2.  It’s easy peasy

I love quashing myths about the laborious task of making food from scratch, and none have surprised me more than learning how easy it is to make ricotta!  For something that’s pretty hard to find on the shelf in a shop without preservatives (especially when living in the middle of nowhere), it’s laughable how quick you can whip up some ricotta and slightly annoying that I took so long to discover this pearl of wisdom and try it!  Yes, some other cheeses take a little more effort or time, but all are far easier than expected and well worth the effort.

3.  It’s a great family activity

Cheese making is a great way to get the kids involved, educate them on good foods and how food is made and enjoy food in all it’s forms.  It’s also great for increasing their mindfulness and appreciation of all that is involved in preparing and eating good food.

4.  It’s ready when you need it and has extra benefits with the whey

Having fresh cheese on hand is never a bad thing – it inspires new recipes, fresh eating and you don’t need a trip to the shops for supplies.  Plus, making any cheese produces a by-product – whey.  The benefits of whey are numerous (I mention some uses of whey in the cream cheese recipe link below).

5.  It’s delicious!

You can’t beat fresh homemade food, no matter what it is.  Cheese seems to be one of those things that multplies in yumminess when it’s homemade.  It’s creamier, it’s fresher, warm ricotta is to die for… I could go on, but I think you get the gist!

What’s next?

Similar to my recent gluten free bread making blog, where the queen of gluten free bread (my wonderful mother-in-law!) went through several failures to make it much easier for you to have a success the first time… I plan on churning through some basic cheese recipes (pardon the pun!), confirm all the right amounts, strategies and tips and fill you in with the end results – saving you the experimenting and failures and providing the successful outcomes on a silver platter… Sound like a plan?

In the meantime, check out my website for the easiest start to making cheese – a recipe on how to make your own cream cheese.  I didn’t learn this one at the cheese making class, it’s one I’ve used for a while and some of you probably know about already.  Super simple, additive free, creamy cream cheese.  A gazillion uses and takes no time or effort or special equipment.  Click here for the recipe.   The recipe includes some tips and ideas for using your homemade cream cheese, plus uses for the whey.  Click here for more ideas on how to use your homemade additive free fresh cream cheese! 

What other cheeses would you like to know how to make?  Drop me a line here, or post a message on Facebook with your favourite cheese and I’ll do my best to iron out the wrinkles before giving you the easy way to make it at home.
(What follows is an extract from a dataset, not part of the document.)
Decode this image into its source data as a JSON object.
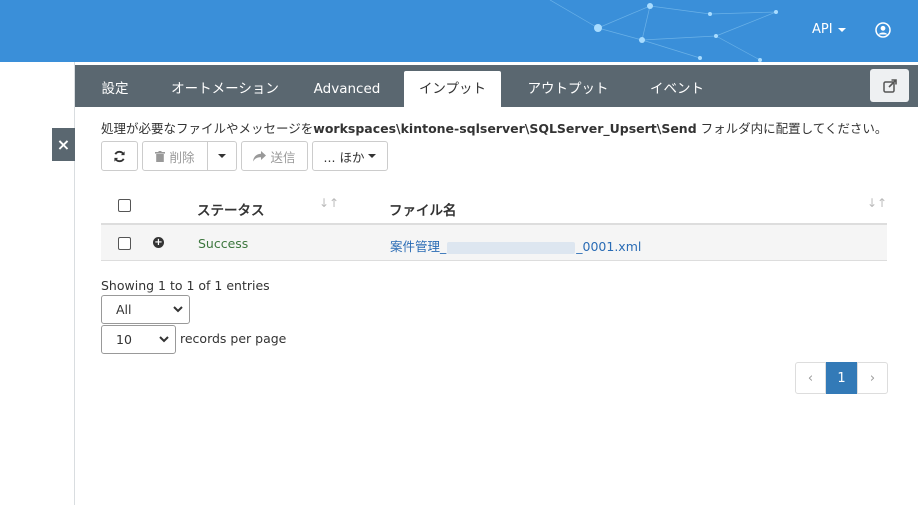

One last note – it’s also easy to make homemade yoghurt and butter… more on this later, and again, well worth it!

Happy cheese making!

Loren x

PS  The cheese making course we attended used Mad Millie Cheese Kits.  I am yet to get one and test it out, but I’m thinking of doing so as they have almost all you need in one handy kit.  That said, you don’t need a kit to do most cheeses, and they do sell the equipment and kit components separately if you’re after specific things. Will keep you posted!